While Seferina and Katz had strong years, it is obvious the front-runners are Turgeon and Collymore. If we were looking at this from a prospect point of view, the obvious pick would be Collymore, who is 2 plus years younger than Turgeon, but played at just one level below the University of Florida product. When deciding between two players, my first instinct is to look at the wRC+ as that gives you a good overview of how well they played during the season. In this case, Turgeon edges Collymore by just two percentage points. To break it down even further, Turgeon has the OBP advantage, but Collymore the SLG. A big difference that I found was in their walk/strikeout rates. Turgeon had an impressive 1.27 BB/K rate, while Collymore was at 0.42. Again, that could be a product of the fact that Turgeon was +0.8 age difference and Collymore was -0.6.
I have selected Casey Turgeon as the All-Organization Team Second Baseman. He had an impressive season regardless of his age and was selected to the 2014 Appalachian League All-Star Team. In the end, his better wRC+ (however miniscule) and his impressive strike zone command made him my choice. To be mentioned as a prospect, the 22-year old Turgeon would have to begin the 2015 season with the Peoria Chiefs or Palm Beach Cardinals as an everyday player. Another stop at a short-season club would further delay his advancement and would give us some thoughts as to what the organization thinks about him. I would not count him out.

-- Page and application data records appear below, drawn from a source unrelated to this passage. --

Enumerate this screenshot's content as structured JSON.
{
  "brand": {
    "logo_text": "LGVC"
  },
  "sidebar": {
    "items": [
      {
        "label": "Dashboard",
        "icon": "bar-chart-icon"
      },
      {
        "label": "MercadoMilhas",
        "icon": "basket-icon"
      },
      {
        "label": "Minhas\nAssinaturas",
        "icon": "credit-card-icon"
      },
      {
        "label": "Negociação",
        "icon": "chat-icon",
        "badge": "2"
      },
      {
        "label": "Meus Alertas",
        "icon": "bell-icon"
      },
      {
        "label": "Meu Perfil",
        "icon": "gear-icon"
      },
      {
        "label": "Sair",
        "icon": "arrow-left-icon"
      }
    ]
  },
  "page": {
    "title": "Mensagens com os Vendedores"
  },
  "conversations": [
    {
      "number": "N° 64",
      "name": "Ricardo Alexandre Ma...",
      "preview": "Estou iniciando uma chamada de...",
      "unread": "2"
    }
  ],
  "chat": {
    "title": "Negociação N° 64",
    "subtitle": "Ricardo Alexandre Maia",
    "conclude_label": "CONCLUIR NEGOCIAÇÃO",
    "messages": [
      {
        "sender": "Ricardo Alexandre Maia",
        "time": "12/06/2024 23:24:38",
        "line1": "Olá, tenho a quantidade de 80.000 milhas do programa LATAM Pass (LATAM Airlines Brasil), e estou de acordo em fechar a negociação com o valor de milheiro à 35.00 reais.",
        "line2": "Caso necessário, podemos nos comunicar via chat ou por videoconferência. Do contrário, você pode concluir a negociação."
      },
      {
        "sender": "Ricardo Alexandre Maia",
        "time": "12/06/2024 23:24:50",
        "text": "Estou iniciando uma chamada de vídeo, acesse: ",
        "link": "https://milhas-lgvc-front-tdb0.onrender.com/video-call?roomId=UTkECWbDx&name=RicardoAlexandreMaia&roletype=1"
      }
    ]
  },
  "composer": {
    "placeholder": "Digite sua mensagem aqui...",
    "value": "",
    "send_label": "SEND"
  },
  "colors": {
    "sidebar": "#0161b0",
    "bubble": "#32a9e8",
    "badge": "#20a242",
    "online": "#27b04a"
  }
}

2015 will be a transition year for the second base position. Mason Katz will likely be moving to the catching position (which could open up a spot for Turgeon at Palm Beach) and Greg Garcia could find himself in St. Louis (although I am betting against that). Breyvic Valera should have a full season at Double-A Springfield, in which he should see a bounce back. A couple of these players (Seferina, Collymore) could see position changes. While there may not be a lot of star potential at the second base position, you have to like the depth as it is now. We will see how much position tinkering the club does with these players.